Hong Kong Convention and Exhibition Centre
The Hong Kong Book Fair has been running for 26 years, and partially attributes its success to the support of its long-term exhibitors, which include several high-profile international authors. Over one million people attended the event in 2014, along with 560 exhibitors from 30 countries.
Chinese Opera Festival
June 19 – August 2
Taking place in various venues across Hong Kong, the Chinese Opera Festival presents several different genres of opera through some of Hong Kong’s finest musical talent. The festival aims to promote the ancient art of Chinese opera and its many exquisite features, flairs and traditions.
Made in Hong Kong
Hong Kong Maritime Museum
March 6 – September 4
This exhibition focuses on the dynamism, drive and determination that helped Hong Kong to become the city it is today. A variety of expositions and media formats, including artefact displays, interviews, photographs, music and film, offer visitors a look at the intriguing history of the city.
Beer and Music Festival
Lan Kwai Fong
Taking place every July, this vibrant festival has been drawing huge crowds into Central since 2003. Each year sees over 70 food and drink stalls, an array of both traditional and more unusual beers, and two full days of live music.
Hong Kong Food Expo

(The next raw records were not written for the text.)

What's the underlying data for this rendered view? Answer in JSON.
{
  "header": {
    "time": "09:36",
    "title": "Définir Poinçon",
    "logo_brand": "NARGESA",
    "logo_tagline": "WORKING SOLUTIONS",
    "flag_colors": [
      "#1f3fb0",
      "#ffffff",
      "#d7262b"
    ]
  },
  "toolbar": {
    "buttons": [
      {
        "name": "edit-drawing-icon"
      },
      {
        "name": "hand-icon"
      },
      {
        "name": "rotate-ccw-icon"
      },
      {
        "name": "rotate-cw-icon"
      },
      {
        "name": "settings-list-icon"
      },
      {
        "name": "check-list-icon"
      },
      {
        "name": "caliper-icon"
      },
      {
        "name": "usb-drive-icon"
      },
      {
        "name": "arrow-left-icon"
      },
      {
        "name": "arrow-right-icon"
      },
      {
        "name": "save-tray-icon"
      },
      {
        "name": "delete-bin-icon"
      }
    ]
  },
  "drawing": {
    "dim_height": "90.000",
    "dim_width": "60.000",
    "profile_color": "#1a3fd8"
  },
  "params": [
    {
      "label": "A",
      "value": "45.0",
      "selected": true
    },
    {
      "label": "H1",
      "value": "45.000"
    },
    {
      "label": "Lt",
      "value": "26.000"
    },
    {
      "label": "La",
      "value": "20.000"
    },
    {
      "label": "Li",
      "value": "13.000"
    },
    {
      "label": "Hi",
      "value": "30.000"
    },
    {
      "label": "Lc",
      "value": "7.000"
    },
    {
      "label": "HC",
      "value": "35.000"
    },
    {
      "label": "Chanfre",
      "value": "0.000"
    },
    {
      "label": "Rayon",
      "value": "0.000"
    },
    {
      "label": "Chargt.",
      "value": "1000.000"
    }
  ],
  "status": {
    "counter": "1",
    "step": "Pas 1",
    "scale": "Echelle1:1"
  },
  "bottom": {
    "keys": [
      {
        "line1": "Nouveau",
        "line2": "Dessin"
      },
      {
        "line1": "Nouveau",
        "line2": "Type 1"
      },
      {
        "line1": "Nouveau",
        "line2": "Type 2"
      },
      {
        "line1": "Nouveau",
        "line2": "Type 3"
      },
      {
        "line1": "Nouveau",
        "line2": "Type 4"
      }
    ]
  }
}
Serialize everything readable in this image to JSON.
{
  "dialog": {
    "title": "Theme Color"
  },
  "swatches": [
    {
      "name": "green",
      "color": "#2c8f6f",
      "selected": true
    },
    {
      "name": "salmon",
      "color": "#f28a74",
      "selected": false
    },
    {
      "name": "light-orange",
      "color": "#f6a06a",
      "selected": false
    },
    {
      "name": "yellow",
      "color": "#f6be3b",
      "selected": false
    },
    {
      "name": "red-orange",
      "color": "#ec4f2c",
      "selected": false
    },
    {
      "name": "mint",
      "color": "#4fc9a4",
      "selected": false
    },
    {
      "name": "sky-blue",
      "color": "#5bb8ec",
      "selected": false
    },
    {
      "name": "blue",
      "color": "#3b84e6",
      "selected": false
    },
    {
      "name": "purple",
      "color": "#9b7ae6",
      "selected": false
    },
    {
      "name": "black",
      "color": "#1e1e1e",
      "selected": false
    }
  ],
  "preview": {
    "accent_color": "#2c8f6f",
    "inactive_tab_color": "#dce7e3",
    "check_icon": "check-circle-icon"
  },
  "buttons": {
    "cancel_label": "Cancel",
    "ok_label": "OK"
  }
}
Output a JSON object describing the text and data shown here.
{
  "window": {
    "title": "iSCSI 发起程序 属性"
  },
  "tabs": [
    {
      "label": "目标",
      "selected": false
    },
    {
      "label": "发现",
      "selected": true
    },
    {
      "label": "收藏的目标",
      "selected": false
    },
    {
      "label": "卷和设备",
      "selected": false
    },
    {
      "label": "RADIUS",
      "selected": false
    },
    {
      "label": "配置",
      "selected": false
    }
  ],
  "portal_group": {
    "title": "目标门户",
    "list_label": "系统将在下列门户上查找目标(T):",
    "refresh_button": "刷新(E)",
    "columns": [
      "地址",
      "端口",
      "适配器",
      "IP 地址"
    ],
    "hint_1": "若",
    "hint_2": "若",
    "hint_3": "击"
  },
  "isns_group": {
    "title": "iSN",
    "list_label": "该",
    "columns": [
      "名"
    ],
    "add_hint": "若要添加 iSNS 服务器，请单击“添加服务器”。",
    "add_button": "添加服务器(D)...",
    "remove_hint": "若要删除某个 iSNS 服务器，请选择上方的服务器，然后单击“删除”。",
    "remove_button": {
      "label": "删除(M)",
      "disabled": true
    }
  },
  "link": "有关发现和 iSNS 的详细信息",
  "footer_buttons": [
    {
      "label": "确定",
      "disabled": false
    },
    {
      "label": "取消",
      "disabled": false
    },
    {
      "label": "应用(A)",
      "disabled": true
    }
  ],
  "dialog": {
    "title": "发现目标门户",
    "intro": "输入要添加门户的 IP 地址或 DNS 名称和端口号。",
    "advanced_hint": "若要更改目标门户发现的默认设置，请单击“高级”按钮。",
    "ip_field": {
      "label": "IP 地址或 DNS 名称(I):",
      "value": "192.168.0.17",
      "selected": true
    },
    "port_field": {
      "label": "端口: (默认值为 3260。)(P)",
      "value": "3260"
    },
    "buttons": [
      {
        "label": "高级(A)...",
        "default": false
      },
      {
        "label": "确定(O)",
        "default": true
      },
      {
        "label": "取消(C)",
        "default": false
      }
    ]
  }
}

Hong Kong Convention and Exhibition Centre
The city’s leading food trade event sees over 900 vendors and exhibitors showcasing their cuisine over five days, presenting gastronomy from all corners of the world. Talks and workshops are on offer, as well as multiple games, competitions and
Dragon Boat Festival
Dating back to the 3rd century, the Dragon Boat Festival is now one of the country’s largest and most popular events. Hundreds of international contestants travel to Hong Kong to compete each year, seeing teams of rowers racing colourful dragon-shaped longboats to the beat of traditional drums.
Seven Sisters Festival
Otherwise known as Chinese Valentine’s Day, this festival centres on the story of two
star-crossed lovers cruelly separated from one another. Celebrations include making offerings to the lovesick goddess and her paramour, burning incense and taking part in needlework competitions.